I used a dremel with a simple disc top to carefully cut through at 3 spots. It was rinse and repeat via measure, cut, test fit, identify where I needed more room, dremel, test fit, etc. At first I forgot about the brackets and the extra width/height they add, so took some more aggressive cuts after the first one pictured below. It also took holding the dremel at various angles to get in just the right spot, and at times dragging the wheel across the area to be cut. My only advice: just take your time and it'll work out great.
Little by little I got there, realizing I also needed to leave just a bit more space all around for fine tuning the fit. At this time, I hadn't adjusted the brackets yet, so that was next.
Mounting the sensors
The crash bar runs behind the grille, just a couple inches below where the sensors should be. I started test bending the supplied brackets, and after some trial and error, came up with this shape for what I needed (see right).
During the bending process, some of the paint peeled, so I put on a couple of coats of spray paint prior to mounting. As you can see below, I used the trusty 3M Automotive double-sided tape for securing the brackets. Ideally I'd have screwed them into place, but this is plenty sturdy.
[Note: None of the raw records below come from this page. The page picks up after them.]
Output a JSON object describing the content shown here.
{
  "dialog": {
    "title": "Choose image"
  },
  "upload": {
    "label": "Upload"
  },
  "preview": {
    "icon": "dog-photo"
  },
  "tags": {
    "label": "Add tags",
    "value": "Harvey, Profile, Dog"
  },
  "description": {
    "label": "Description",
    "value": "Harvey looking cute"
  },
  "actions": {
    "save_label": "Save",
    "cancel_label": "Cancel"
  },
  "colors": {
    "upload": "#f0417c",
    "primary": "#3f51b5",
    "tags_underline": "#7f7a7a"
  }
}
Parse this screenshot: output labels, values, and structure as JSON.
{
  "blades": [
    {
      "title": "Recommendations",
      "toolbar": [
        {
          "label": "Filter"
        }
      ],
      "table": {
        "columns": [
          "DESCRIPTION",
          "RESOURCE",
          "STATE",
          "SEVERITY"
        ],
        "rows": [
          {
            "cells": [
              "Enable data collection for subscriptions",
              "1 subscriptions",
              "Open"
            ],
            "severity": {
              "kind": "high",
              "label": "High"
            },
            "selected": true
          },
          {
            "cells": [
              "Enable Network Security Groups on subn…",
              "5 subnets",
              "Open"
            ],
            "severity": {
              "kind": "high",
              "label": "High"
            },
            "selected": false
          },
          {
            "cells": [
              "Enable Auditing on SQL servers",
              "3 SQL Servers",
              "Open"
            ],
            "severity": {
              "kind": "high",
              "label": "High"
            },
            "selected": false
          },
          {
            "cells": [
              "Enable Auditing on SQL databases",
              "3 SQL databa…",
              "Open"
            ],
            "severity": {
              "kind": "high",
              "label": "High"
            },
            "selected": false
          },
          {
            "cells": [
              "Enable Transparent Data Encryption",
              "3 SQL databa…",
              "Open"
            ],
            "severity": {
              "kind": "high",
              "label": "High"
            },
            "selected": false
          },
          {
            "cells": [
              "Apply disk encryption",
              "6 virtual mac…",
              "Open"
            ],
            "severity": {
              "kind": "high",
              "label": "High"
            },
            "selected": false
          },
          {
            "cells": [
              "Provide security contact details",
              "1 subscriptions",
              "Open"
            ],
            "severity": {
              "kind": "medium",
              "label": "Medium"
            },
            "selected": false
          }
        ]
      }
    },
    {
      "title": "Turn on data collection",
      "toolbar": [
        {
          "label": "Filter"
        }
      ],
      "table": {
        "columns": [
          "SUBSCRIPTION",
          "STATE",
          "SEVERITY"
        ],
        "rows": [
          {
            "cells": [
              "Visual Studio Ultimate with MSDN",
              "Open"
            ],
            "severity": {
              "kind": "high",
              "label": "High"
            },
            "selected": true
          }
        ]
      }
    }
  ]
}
In order to get in behind the grille, I simply removed the top cover. It holds on via two small clamps which you just pry up with a small screw driver, then remove. After that, I also removed the air intake to better get at the passenger side area. (pictures to follow)
I decided to secure the cable running to passenger side via standard 'cable tie mounts' to the back of the crash bar, and also made sure that I could relatively easily get to the connectors for the sensors.
I then took just a bit of time to slightly tweak (bend) the mounts to make sure they're as level as possible. Not a lot of adjustment was needed and I ended up with them pretty much spot on level from all directions.
The final results
See below for the final mounts. I had it tested just a few days later and it was 4 for 4 in jamming the gun from 2300 feet all the way to passing it. Very glad I have Mr. VortexRadar here local to help and test!!